UK motorists who are making the swap to LPG powered vehicles had further reason to switch following the announcement on 12 June by the International Agency for Research on Cancer (IARC) - part of the prestigious World Health Organization (WHO) - that diesel-engine exhaust causes cancer. Existing LPG autogas customers have known for some time that LPG autogas is a healthier fuel than either petrol or diesel. But, there is now even more reason to switch to LPG autogas.

Based on recent research, the WHO has decided to name diesel fume a grade-1 cancer-causing substance. It claims that diesel fumes could potentially be as big a public health threat as second-hand smoke, increasing the chances of lung cancer and bladder cancer.

LPG autogas emissions are especially low with respect to noxious pollutants, such as carbon monoxide, nitrous oxides and unburned hydrocarbons, which together contribute to ground-level ozone – a major cause of respiratory illness. And it is not just diesel that causes cancer: gasoline contains benzene and various other unregulated substances that are known to be carcinogenic.

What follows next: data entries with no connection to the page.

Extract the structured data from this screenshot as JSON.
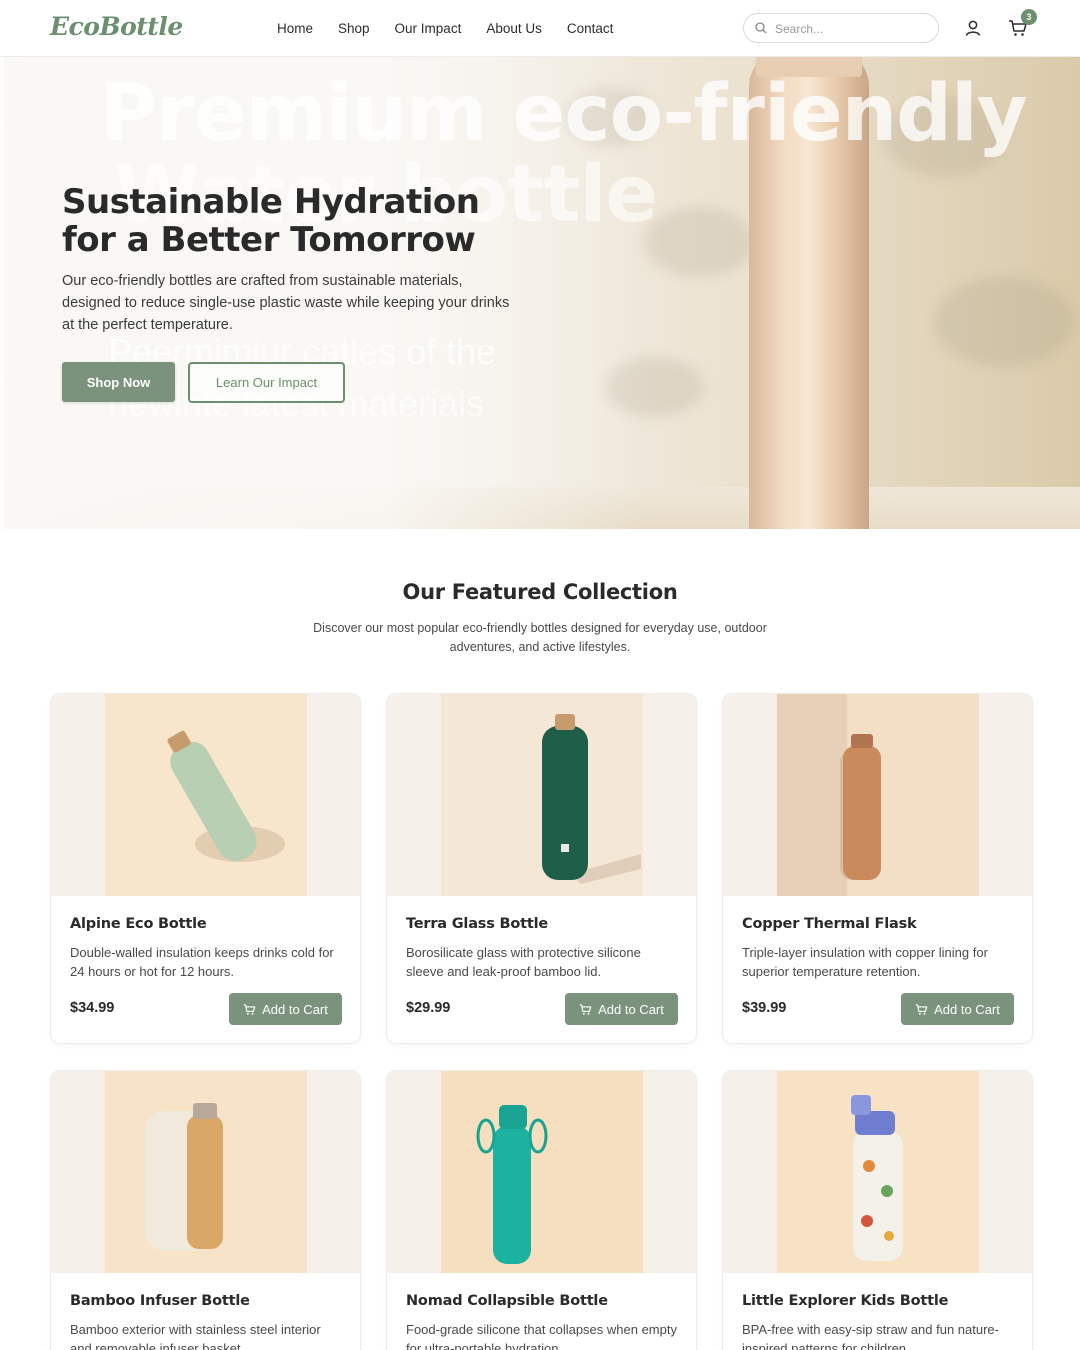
{
  "brand": {
    "logo": "EcoBottle"
  },
  "nav": {
    "items": [
      "Home",
      "Shop",
      "Our Impact",
      "About Us",
      "Contact"
    ]
  },
  "search": {
    "placeholder": "Search..."
  },
  "cart": {
    "count": "3"
  },
  "hero": {
    "title": "Sustainable Hydration for a Better Tomorrow",
    "text": "Our eco-friendly bottles are crafted from sustainable materials, designed to reduce single-use plastic waste while keeping your drinks at the perfect temperature.",
    "primary_button": "Shop Now",
    "secondary_button": "Learn Our Impact",
    "bg_text_line1": "Premium eco-friendly",
    "bg_text_line2": "Water bottle",
    "bg_text_line3": "Peermimiur catles of the",
    "bg_text_line4": "newinte latest materials"
  },
  "featured": {
    "title": "Our Featured Collection",
    "subtitle": "Discover our most popular eco-friendly bottles designed for everyday use, outdoor adventures, and active lifestyles.",
    "add_label": "Add to Cart",
    "products": [
      {
        "name": "Alpine Eco Bottle",
        "desc": "Double-walled insulation keeps drinks cold for 24 hours or hot for 12 hours.",
        "price": "$34.99",
        "color": "#b8cfb3"
      },
      {
        "name": "Terra Glass Bottle",
        "desc": "Borosilicate glass with protective silicone sleeve and leak-proof bamboo lid.",
        "price": "$29.99",
        "color": "#1f5e48"
      },
      {
        "name": "Copper Thermal Flask",
        "desc": "Triple-layer insulation with copper lining for superior temperature retention.",
        "price": "$39.99",
        "color": "#c98a5e"
      },
      {
        "name": "Bamboo Infuser Bottle",
        "desc": "Bamboo exterior with stainless steel interior and removable infuser basket.",
        "price": "",
        "color": "#d9a867"
      },
      {
        "name": "Nomad Collapsible Bottle",
        "desc": "Food-grade silicone that collapses when empty for ultra-portable hydration.",
        "price": "",
        "color": "#1bb29f"
      },
      {
        "name": "Little Explorer Kids Bottle",
        "desc": "BPA-free with easy-sip straw and fun nature-inspired patterns for children.",
        "price": "",
        "color": "#f4f1ea"
      }
    ]
  },
  "colors": {
    "accent": "#7b937d",
    "brand": "#6c8f6f"
  }
}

On top of that, LPG autogas performs better than petrol and, according to some studies, diesel, with respect to greenhouse-gas emissions when emissions are measured on a full fuel-cycle basis and when the LPG autogas is sourced mainly from natural gas processing plants.

Mike Chapman, Autogas Manager for UKLPG said:

“These reports confirm what we have always said regarding the health advantages of running an LPG autogas vehicle also the savings in fuel costs for the average motorist who converts to LPG have never been higher. “

Added to this, A Which? investigation has found that diesel cars are often more expensive to run than petrol cars. A Which? comparison of diesel and petrol versions of six popular car models has found that petrol engines can often be the more cost effective choice for drivers covering a typical annual mileage. Diesel engines may deliver cheaper fuel bills than their petrol counterparts initially but it takes many years before they actually save the average driver money.

The Which? study also considered reliability, taking information directly from the 2012 Which? Car Survey, which found that petrol cars are generally more reliable than diesels – both in the first three years of their life (the typical warranty period), and even more so between four and eight years-old.

For more information UKLPG’s LPG Autogas consumer website – – provides a useful calculator for individuals to see what they can save as well as information on conversions and the companies approved to convert vehicles.